I can't go back and re-do any of it. I just have to live with the regret. All my strength and courage in the face of the future seems to avail me nothing when thinking of the past.

I know the AA folks say that regret for the past is a waste of spirit. And I believe that. In spite of this post I don't sit around crying over the past. I mostly just avoid thinking about it. And that's exactly my point. I wish I didn't have to do that. I wish I had a better relationship with my own past and could allow myself to experience it, relish the bright parts, laugh over the stupid mistakes, and remember the day to day pleasures. But in fact my memory of the past is very poor, perhaps because I avoid it. I find that when I meet old friends and they tell stories of things we have done together in the past, I rarely remember. I rely on them to be my memory, in a since, which is rather pitiful for someone who hasn't been in a coma or car accident.

I acknowledge that some of the problem may not be my actions themselves, but the way that I veiw them. My life in Panama was full of small joys and happy days, but now that I am back in the USA even that has become tinged with sadness.

Living in the Future

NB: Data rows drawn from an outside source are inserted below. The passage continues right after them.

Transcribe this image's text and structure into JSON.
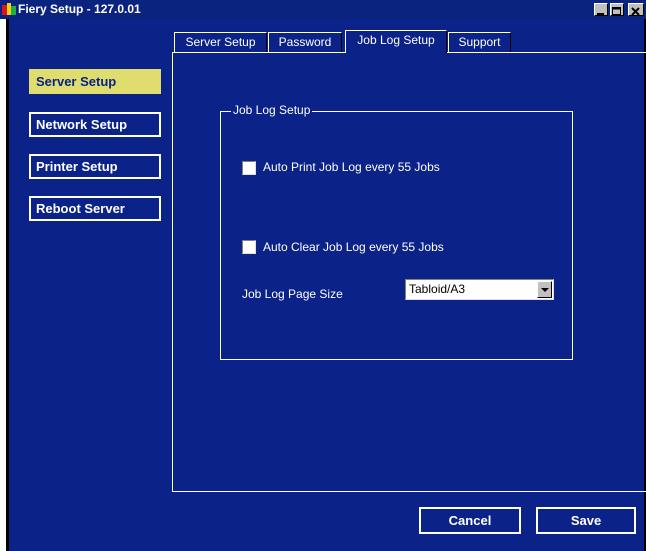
{
  "window": {
    "title": "Fiery Setup - 127.0.01"
  },
  "tabs": [
    {
      "label": "Server Setup"
    },
    {
      "label": "Password"
    },
    {
      "label": "Job Log Setup"
    },
    {
      "label": "Support"
    }
  ],
  "active_tab": "Job Log Setup",
  "nav": {
    "items": [
      {
        "label": "Server Setup",
        "selected": true
      },
      {
        "label": "Network Setup",
        "selected": false
      },
      {
        "label": "Printer Setup",
        "selected": false
      },
      {
        "label": "Reboot Server",
        "selected": false
      }
    ]
  },
  "job_log": {
    "group_title": "Job Log Setup",
    "auto_print_label": "Auto Print Job Log every 55 Jobs",
    "auto_print_checked": false,
    "auto_clear_label": "Auto Clear Job Log every 55 Jobs",
    "auto_clear_checked": false,
    "page_size_label": "Job Log Page Size",
    "page_size_value": "Tabloid/A3"
  },
  "actions": {
    "cancel_label": "Cancel",
    "save_label": "Save"
  },
  "colors": {
    "background": "#0b2288",
    "selected_nav": "#dedd6e",
    "titlebar": "#0a237e"
  },
  "icons": {
    "app": "fiery-app-icon",
    "minimize": "minimize-icon",
    "maximize": "maximize-icon",
    "close": "close-icon",
    "dropdown": "chevron-down-icon"
  }
}
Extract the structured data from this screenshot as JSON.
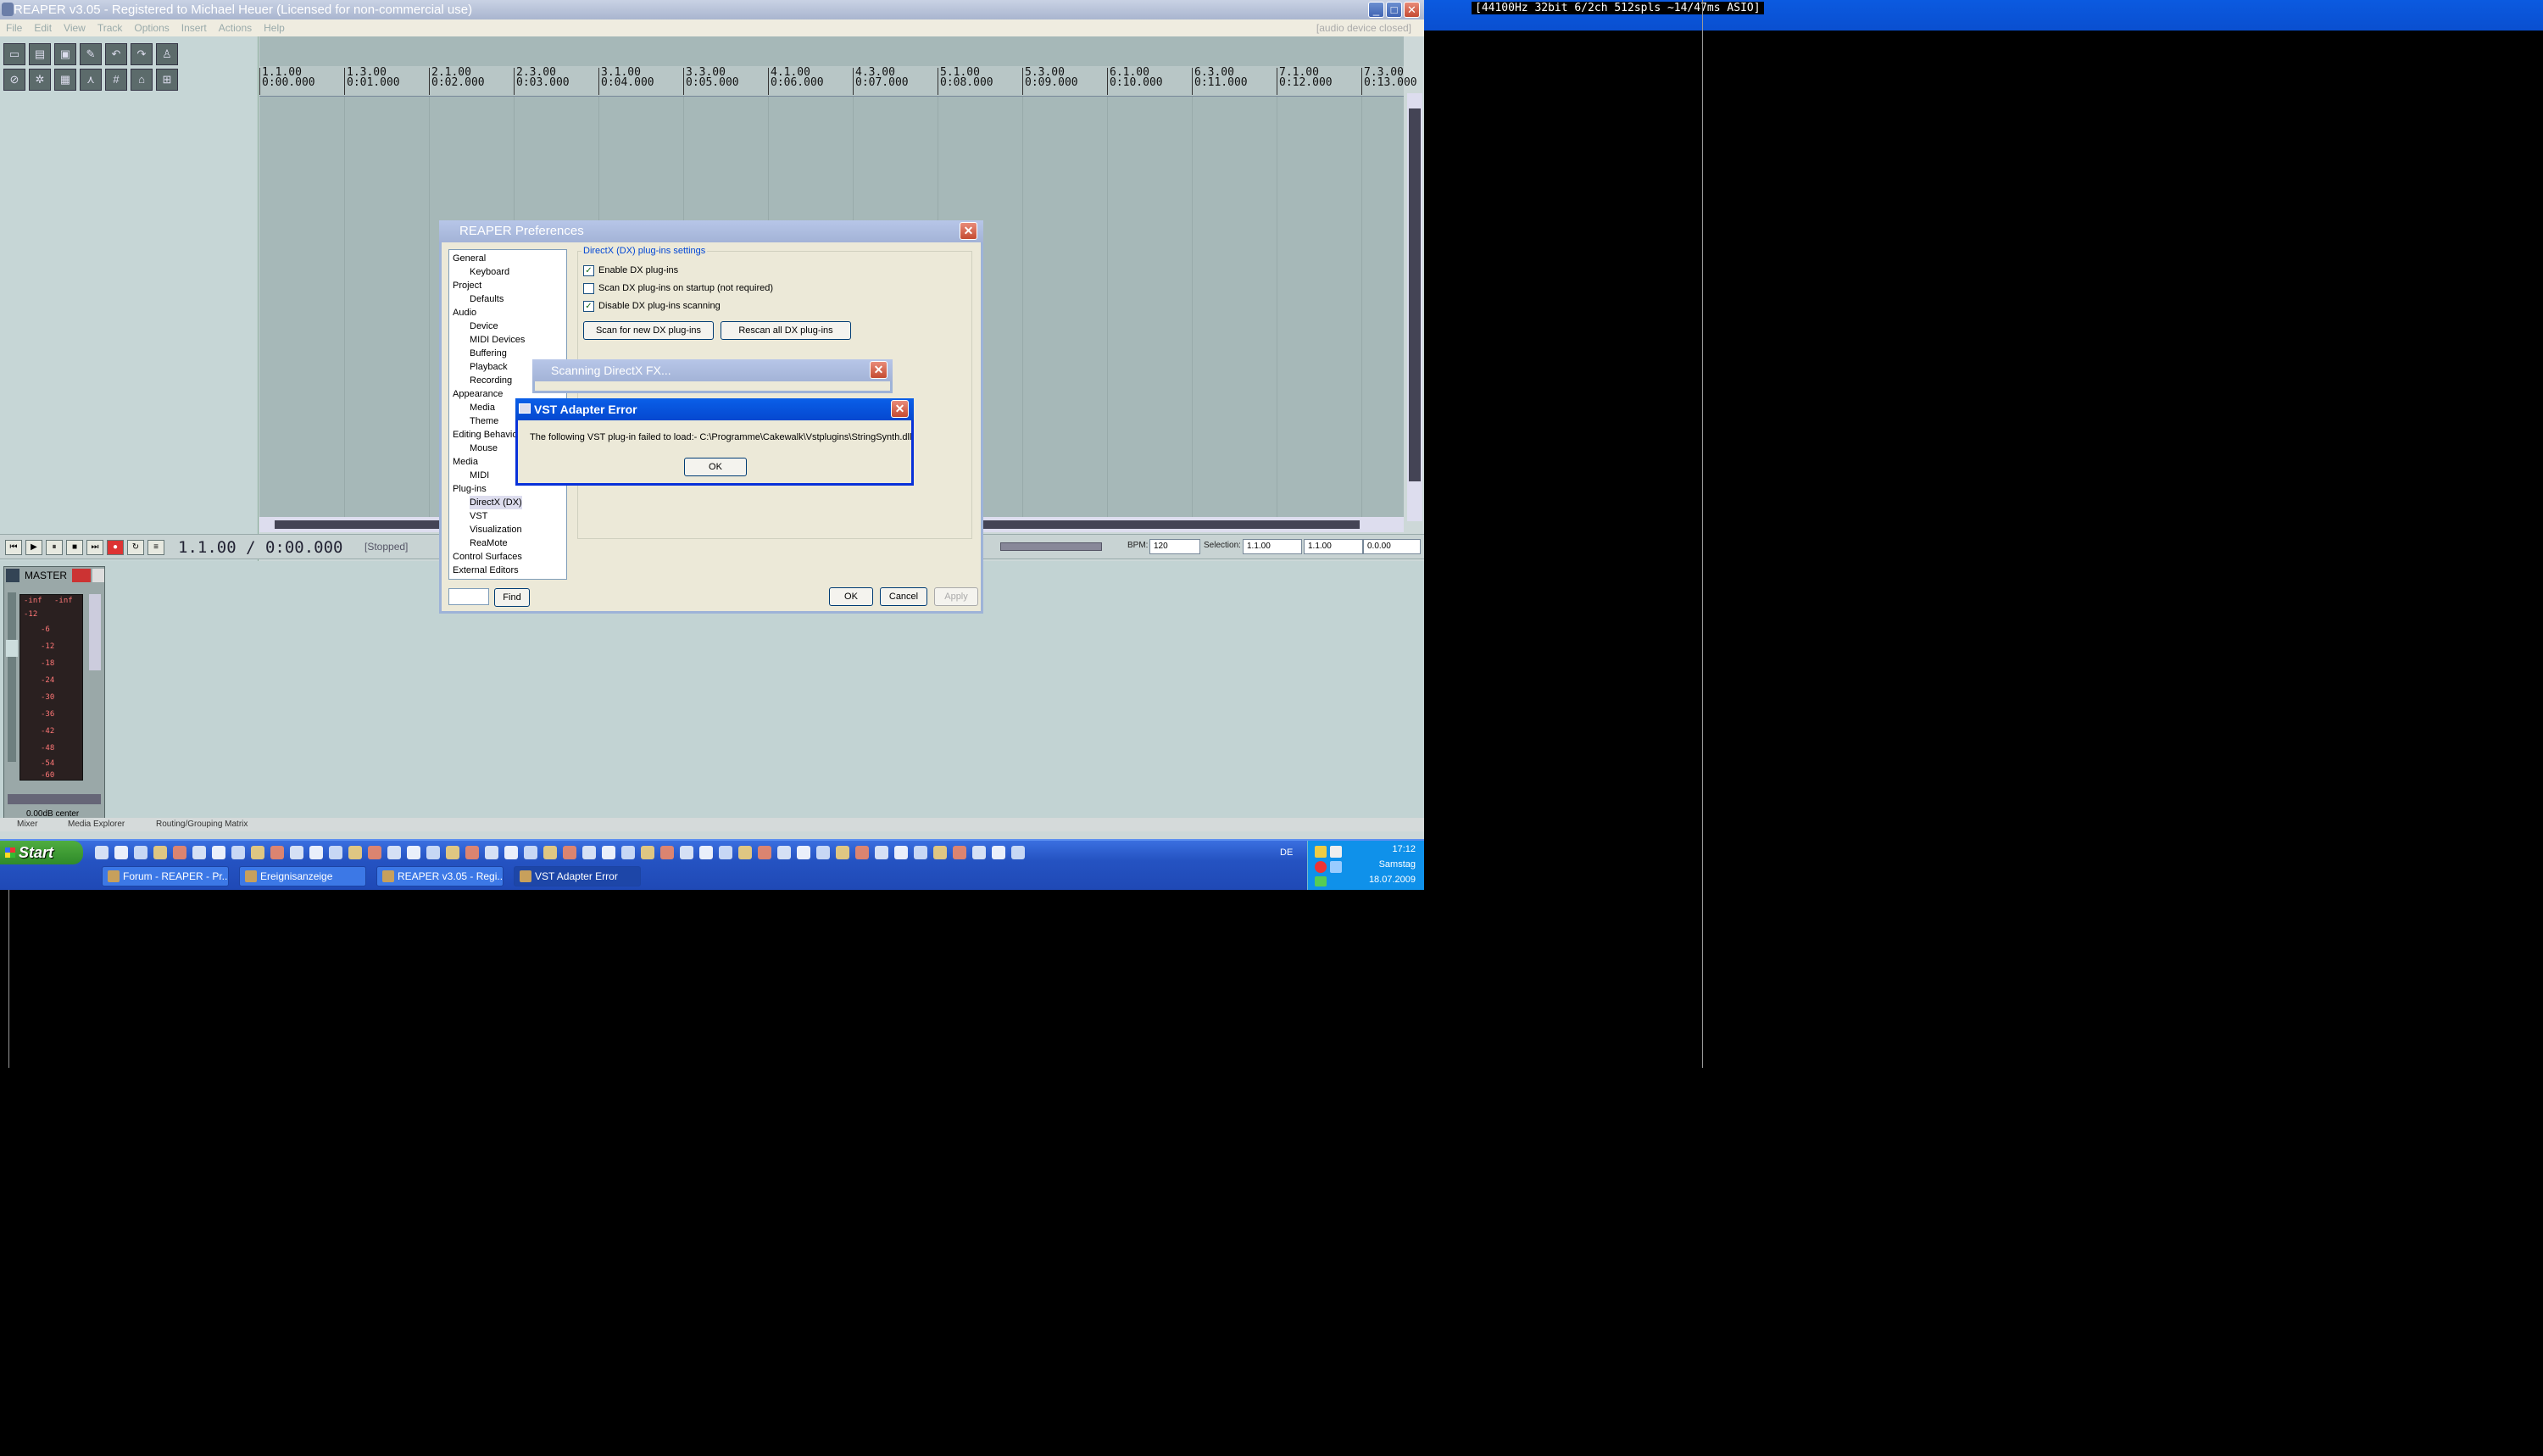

Perhaps because my past is a closed book of regrets, I focus on the future, almost obsessively so. Unlike my friend in Panama, my vision of the future burns like lasers. I am constantly thinking, planning, dreaming. I have bright dreams and no shortage of self-confidence. I am willing to take risks. I try to expand my horizons every day. I try to challenge myself mentally, physically and spiritually. I take tremendous pleasure in parenting my daughter Salma, though she does run me down sometimes like an Energizer bunny on its last legs. I'm a person of faith. I believe in God, the essential goodness of the world, myself, and the people I love.

Still, I need to find a way to come to terms with my past and even find joy in it. Focusing exclusively on the future is like driving a car and never looking in the rear view mirror. There are times when you really need to know what's coming up behind you, for your own safety. I'd like to remember my past better. It's been said that past is prologue, and I'd like to have a clearer insight into my own early chapters. I don't know how to go about this.

Any ideas? And please, don't just say, "Get over it." Give me something real to work with, ha ha. Share your insights, I am open to them.